## Problem statement
Each line of the data should be repeated precisely.

☆ ☆ ☆ ☆ ☆ ☆ ☆

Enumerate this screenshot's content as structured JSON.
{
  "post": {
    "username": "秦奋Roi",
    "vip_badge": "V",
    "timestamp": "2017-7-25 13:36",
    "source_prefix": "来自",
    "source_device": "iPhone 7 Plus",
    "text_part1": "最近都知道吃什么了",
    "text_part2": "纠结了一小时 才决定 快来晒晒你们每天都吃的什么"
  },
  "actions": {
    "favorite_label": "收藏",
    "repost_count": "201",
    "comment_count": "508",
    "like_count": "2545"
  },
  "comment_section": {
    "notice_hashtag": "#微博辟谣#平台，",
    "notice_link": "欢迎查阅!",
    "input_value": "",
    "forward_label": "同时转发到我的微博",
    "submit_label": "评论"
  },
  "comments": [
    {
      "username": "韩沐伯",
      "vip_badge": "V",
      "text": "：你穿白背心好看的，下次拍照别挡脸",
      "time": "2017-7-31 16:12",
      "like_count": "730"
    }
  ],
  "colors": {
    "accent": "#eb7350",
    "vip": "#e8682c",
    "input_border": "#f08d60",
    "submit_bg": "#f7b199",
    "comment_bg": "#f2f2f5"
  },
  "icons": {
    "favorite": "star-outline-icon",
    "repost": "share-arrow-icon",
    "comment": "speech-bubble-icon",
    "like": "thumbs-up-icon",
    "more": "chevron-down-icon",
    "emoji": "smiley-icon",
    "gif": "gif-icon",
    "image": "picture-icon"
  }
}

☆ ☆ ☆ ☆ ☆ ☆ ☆

## Reply
Enumerate this screenshot's content as structured JSON.
{
  "post": {
    "username": "秦奋Roi",
    "vip_badge": "V",
    "timestamp": "2017-7-25 13:36",
    "source_prefix": "来自",
    "source_device": "iPhone 7 Plus",
    "text_part1": "最近都知道吃什么了",
    "text_part2": "纠结了一小时 才决定 快来晒晒你们每天都吃的什么"
  },
  "actions": {
    "favorite_label": "收藏",
    "repost_count": "201",
    "comment_count": "508",
    "like_count": "2545"
  },
  "comment_section": {
    "notice_hashtag": "#微博辟谣#平台，",
    "notice_link": "欢迎查阅!",
    "input_value": "",
    "forward_label": "同时转发到我的微博",
    "submit_label": "评论"
  },
  "comments": [
    {
      "username": "韩沐伯",
      "vip_badge": "V",
      "text": "：你穿白背心好看的，下次拍照别挡脸",
      "time": "2017-7-31 16:12",
      "like_count": "730"
    }
  ],
  "colors": {
    "accent": "#eb7350",
    "vip": "#e8682c",
    "input_border": "#f08d60",
    "submit_bg": "#f7b199",
    "comment_bg": "#f2f2f5"
  },
  "icons": {
    "favorite": "star-outline-icon",
    "repost": "share-arrow-icon",
    "comment": "speech-bubble-icon",
    "like": "thumbs-up-icon",
    "more": "chevron-down-icon",
    "emoji": "smiley-icon",
    "gif": "gif-icon",
    "image": "picture-icon"
  }
}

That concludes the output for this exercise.